Triads get a piece of this new action by dominating the "junket" industry of Macau, which brings high-rolling gamblers to the territory and collects debts on behalf of the casinos. These businesses also allow VIPs to stake more than the $50,000 legal limit on how much money Chinese are permitted to take out of the country every year. (In essence, junkets collect their clients' money on the Chinese side of the border and give them loans to gamble on the Macau side.) This scheme makes a convenient vehicle for money laundering. Steve Vickers, Hong Kong's former chief of the Criminal Intelligence Bureau, has said that he knows of "no Chinese junket operator that doesn't have some association with triads."

Although Broken Tooth's conviction dealt his old triad, 14K, a heavy blow, the gang remains active in Macau, as do his former associates. In August, six men with alleged triad ties, wielding hammers and sticks, attacked Ng Man-sun, one of Broken Tooth's bitterest former rivals. And one week before his release, police arrested Broken Tooth's former right-hand man for attempted murder.

"Everyone realizes that triads are still active," says Ricardo Pinto, a Portuguese publisher who covered the triads as a journalist in the 1990s. "Now they are working in a kind of legal framework, which of course changes very much the perception of their activities.... Now they are behaving more like normal businessmen. They made peace with society and joined Macau by operating in a legal way."

That is not to say that triads have given up on crime, of course. Around the world, these crime syndicates continue to be major players in drug trafficking, prostitution, financial fraud, software piracy, loan sharking, and human smuggling, according to a Library of Congress report on Chinese criminal organizations.

"Junkets are allowed to operate because they are good for the business of casinos," says Bill Chou, professor of public administration at the University of Macau. "The casino license holder does not care how they go about attracting the high rollers, who are sometimes also the gangsters in other parts of the world." He says that junkets are seen as more or less mainstream businesses, though most "are still controlled by gangsters."

The junket trade can still lead to some occasionally violent attacks that take place out of the public eye. In July, two mainland gamblers were stabbed to death in a five-star hotel after failing to pay up on large gambling losses. That same month, a Chinese woman with a Japanese passport was found bludgeoned to death in a residential area. Macau police believe both crimes are tied to junket operators and triads. Both murders remain unsolved.

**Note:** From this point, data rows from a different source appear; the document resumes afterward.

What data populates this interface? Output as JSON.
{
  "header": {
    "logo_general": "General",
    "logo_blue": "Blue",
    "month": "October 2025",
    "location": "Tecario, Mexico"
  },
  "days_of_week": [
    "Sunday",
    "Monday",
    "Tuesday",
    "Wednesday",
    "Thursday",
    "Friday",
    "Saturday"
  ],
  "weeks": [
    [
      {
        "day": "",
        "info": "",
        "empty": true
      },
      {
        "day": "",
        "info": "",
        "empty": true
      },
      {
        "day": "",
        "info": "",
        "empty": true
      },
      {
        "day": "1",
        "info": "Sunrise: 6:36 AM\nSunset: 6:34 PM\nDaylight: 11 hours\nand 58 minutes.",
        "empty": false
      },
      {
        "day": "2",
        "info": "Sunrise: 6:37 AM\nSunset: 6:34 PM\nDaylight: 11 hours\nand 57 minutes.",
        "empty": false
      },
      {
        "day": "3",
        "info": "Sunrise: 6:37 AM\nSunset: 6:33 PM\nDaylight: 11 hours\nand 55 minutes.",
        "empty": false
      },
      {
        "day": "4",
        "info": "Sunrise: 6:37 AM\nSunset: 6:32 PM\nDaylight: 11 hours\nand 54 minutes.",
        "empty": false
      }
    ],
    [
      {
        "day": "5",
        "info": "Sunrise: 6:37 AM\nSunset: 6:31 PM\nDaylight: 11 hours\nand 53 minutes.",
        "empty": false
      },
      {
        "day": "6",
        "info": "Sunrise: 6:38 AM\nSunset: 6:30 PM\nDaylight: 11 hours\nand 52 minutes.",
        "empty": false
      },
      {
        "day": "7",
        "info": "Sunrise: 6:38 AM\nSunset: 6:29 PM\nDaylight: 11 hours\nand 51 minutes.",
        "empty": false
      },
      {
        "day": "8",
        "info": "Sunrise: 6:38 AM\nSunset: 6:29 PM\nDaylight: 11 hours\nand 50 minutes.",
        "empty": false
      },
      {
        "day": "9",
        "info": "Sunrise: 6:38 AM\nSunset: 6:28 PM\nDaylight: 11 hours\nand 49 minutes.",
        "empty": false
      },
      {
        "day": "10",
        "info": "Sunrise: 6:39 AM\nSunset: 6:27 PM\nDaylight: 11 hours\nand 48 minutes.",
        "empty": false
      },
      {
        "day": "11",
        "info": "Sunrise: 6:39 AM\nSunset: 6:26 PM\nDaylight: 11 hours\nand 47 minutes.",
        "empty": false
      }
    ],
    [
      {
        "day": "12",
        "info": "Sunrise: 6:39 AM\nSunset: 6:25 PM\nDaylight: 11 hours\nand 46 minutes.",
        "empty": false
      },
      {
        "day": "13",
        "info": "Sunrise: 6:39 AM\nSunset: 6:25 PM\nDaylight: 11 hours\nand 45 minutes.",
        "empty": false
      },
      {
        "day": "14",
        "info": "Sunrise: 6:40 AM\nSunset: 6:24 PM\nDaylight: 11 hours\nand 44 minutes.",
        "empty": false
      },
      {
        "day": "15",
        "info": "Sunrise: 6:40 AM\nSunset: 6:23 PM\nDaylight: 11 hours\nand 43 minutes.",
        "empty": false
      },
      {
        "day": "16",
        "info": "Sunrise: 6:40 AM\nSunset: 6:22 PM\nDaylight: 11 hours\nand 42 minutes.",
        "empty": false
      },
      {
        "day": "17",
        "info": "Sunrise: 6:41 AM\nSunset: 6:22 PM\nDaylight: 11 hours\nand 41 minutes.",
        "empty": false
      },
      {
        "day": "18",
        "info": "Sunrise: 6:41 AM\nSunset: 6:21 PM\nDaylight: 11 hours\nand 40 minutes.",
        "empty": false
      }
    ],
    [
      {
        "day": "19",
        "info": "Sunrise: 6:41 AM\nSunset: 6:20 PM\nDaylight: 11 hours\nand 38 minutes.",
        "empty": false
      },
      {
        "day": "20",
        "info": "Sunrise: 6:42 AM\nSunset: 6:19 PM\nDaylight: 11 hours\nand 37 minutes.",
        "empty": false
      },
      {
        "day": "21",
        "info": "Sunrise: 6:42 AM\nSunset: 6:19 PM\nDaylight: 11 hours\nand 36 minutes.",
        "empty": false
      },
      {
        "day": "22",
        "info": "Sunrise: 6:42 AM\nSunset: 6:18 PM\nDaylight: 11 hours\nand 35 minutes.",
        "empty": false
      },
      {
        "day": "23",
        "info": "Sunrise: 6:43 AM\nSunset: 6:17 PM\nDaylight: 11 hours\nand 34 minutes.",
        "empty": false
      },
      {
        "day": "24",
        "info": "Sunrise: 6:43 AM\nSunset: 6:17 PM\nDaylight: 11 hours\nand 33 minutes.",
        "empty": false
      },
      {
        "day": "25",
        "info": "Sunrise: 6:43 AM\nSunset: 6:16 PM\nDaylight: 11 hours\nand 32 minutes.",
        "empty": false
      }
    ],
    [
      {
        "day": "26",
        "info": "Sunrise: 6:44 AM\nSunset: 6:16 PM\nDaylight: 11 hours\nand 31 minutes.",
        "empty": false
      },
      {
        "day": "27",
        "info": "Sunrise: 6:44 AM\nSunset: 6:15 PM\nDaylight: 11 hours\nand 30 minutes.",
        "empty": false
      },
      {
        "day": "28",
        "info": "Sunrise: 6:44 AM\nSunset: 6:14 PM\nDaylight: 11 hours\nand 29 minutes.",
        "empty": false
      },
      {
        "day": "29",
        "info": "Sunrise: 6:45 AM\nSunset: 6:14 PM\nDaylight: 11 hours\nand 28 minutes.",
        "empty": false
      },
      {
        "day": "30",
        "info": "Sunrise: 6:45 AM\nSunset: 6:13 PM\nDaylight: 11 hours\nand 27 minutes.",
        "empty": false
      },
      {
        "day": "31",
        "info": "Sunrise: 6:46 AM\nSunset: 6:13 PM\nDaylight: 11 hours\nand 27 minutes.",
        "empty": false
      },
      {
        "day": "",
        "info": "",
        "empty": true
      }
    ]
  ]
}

For locals, Macau's rapid changes have not all been positive. The flood of tourists and foreign money has driven up the price of real estate by more than 400 percent since 2004. Traffic and pollution have worsened. And residents say the government has all but ignored their concerns in the drive for breakneck economic growth.

"Like China, Macau has become one of the most money-making places in the world," says Hao Zhidong, a sociologist at the University of Macau. In fact, he says, many people have actually become nostalgic for Portuguese rule -- Broken Tooth and the years of violence notwithstanding. Many say the city has become too venal, too focused on gambling, and too indifferent to the political demands of its citizens.

Even though Broken Tooth's days as a kingpin may be over, whenever he returns from exile, he may find Macau almost as congenial a place to make money as in the 1990s. While he lost millions of dollars in property due to police confiscations after his arrest, he has emerged from prison with many connections intact, including his brother, Wan Kuok-hung, who built a profitable business supplying uniforms to the casinos. Local newspapers have even reported a rumor going around -- that Broken Tooth's old friends and rivals have decided to give him a welcome-back present: a share of the lucrative junket business in exchange for hanging up his gun. Defanged, perhaps, but not out of business.

Ed Jones/AFP/Getty Images